Paint it mauve.
Dear Word Detective: I’d appreciate your detailing the origin of “chartreuse,” the color. I understand it’s from the color of a French liqueur. — Warren I. Pollock.
Ok, chartreuse. Which one is that again? Y’know what’s funny is that while I’m not colorblind and can easily tell red from green and so forth, I seem to be color-name blind. Major colors, no problem. But mention “chartreuse,” “mauve” or some other weirdo hue and I draw a complete blank. I mean, what the heck color is “fuchsia”? Sounds like something you’d catch from toads. Teal? Ecru? What? Don’t bother telling me, because I’ll forget it in five minutes. My brain is apparently wired for primary colors only.
It is true that the color “chartreuse” is named for the color of “chartreuse,” a liqueur made by the monks of La Grande-Chartreuse, which is the chief monastery of the Roman Catholic Carthusian order in the Chartreuse range of the French Alps. The liqueur Chartreuse, made from herbs and brandy, is a pale apple-green (as distinct to the rich emerald green of absinthe, which is, of course, made of wormwood and pure evil). The monks, or their subcontractors, have been cranking out this Chartreuse stuff since the early 17th century, although the order was actually founded in 1084. (That’s 600 years they’re gonna have to explain on their time sheets.) The color “chartreuse” is halfway between green and yellow, and color aficionados recognize two variant hues, “chartreuse yellow,” skewed toward yellow, and “chartreuse green,” skewed toward guess what. Fire trucks and other emergency vehicles are often painted “chartreuse yellow” these days because it’s considered a more visible and distinctive color than the traditional red. That’s probably why a disaffected homeowner in a bland development near us repainted his entire house (formerly a noxious putty color) blinding chartreuse yellow in protest a few years ago. It was awesome, but the homeowners’ association was not amused and prolonged lawsuits ensued.

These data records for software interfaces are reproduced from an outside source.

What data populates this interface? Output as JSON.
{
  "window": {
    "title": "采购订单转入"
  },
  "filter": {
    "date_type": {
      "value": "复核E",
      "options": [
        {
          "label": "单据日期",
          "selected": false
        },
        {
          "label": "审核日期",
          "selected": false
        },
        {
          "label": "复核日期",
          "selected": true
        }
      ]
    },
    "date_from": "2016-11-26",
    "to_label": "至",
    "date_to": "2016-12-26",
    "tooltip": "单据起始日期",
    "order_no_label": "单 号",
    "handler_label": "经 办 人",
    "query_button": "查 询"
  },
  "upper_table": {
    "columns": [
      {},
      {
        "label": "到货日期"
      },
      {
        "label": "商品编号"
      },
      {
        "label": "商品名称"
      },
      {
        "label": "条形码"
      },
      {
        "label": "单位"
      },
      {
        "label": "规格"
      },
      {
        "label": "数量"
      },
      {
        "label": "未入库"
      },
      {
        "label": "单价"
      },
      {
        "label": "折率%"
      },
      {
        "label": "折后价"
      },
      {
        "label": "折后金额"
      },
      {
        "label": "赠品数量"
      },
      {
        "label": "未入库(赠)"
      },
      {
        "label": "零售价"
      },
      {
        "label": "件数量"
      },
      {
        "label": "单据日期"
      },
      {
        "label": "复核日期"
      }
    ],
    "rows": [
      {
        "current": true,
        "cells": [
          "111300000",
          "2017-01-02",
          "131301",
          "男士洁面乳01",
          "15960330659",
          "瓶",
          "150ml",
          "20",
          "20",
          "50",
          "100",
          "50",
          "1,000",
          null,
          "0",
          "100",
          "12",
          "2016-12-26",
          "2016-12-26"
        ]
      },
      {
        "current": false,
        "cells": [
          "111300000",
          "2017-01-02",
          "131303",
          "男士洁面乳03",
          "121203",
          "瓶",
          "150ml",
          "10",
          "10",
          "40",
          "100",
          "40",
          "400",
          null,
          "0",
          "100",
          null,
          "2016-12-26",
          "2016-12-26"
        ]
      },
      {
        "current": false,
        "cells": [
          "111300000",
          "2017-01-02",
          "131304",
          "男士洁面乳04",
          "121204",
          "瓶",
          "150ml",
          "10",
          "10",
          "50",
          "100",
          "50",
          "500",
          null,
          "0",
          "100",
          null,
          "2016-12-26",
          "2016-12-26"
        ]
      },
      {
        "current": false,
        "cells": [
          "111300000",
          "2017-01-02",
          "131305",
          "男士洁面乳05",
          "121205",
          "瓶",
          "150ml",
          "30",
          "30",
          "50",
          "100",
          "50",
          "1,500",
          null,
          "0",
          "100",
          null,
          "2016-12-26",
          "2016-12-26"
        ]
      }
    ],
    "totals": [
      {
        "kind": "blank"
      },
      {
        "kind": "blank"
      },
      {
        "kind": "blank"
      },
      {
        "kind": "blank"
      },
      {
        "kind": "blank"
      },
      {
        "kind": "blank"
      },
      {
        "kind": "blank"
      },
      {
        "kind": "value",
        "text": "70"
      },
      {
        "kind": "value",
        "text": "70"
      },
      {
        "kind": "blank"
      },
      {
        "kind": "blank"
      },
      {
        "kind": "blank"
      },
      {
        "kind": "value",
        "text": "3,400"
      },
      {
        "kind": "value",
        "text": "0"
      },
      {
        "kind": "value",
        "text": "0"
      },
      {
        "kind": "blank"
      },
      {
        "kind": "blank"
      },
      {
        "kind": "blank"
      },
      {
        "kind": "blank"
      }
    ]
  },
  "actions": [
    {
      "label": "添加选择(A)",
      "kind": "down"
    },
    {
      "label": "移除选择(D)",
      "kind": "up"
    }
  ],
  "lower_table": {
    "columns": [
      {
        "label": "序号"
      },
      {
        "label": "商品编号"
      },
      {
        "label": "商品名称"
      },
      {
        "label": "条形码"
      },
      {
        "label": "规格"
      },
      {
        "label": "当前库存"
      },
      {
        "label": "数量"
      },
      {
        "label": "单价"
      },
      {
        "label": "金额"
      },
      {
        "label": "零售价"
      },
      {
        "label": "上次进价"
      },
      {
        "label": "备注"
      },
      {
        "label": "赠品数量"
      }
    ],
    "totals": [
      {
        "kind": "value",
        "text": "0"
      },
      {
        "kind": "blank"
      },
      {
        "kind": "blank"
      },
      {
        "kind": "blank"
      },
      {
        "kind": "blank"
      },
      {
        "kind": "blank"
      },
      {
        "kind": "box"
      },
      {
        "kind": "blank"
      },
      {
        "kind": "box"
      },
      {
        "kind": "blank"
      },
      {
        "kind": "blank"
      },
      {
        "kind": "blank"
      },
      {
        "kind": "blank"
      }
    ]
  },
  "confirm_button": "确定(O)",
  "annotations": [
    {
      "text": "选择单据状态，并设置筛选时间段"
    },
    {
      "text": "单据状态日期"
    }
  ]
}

Elsewhere on the Spectrum of Mystery, it turns out that “mauve” is, to quote the Oxford English Dictionary (OED), “Any of a range of light shades of purple between lilac and violet.” It’s a good thing they threw that “purple” in there, because I know that lilac and violets are two kinds of flowering plants, but I can’t quite picture them. Anyway, “mauve” (which appeared in the mid-19th century and is pronounced either “mawve” or “mowve” in the US) comes from the French “mauve” meaning “mallow plant,” mallow being a family of flowering plants related to cotton and okra.
“Ecru” is my kind of color. It’s the color of unbleached linen, i.e., a pale beige or off-white. The word “ecru” is, in fact, French for “unbleached” or “raw” (derived from the Latin “crudus,” raw). “Ecru” first appeared in print in English in 1869.
“Teal” comes from the Old English “tele,” which has close relatives in German and Dutch. A “teal” is a kind of small duck, in fact, according to the OED, “the smallest of the ducks” (to which I am tempted to reply “What ducks? I don’t see no ducks.”). Teals are supposedly common in Europe, Asia and America. The color “teal” (first appearing in 1923) is “a shade of dark greenish blue resembling the patches of this color on the head and wings of the teal.” (OED). I am told that to this day interior designers often carry an actual live teal in a small box in order to compare it to paint and fabric samples, but I think someone may be goofing on me. Lastly, “fuchsia” (also debuting in 1923) is a shade of red named after the flowers of the “fuchsia” (pronounced “FOO-shiyah”) shrub, which was named after the 16th century German botanist Leonhard Fuchs.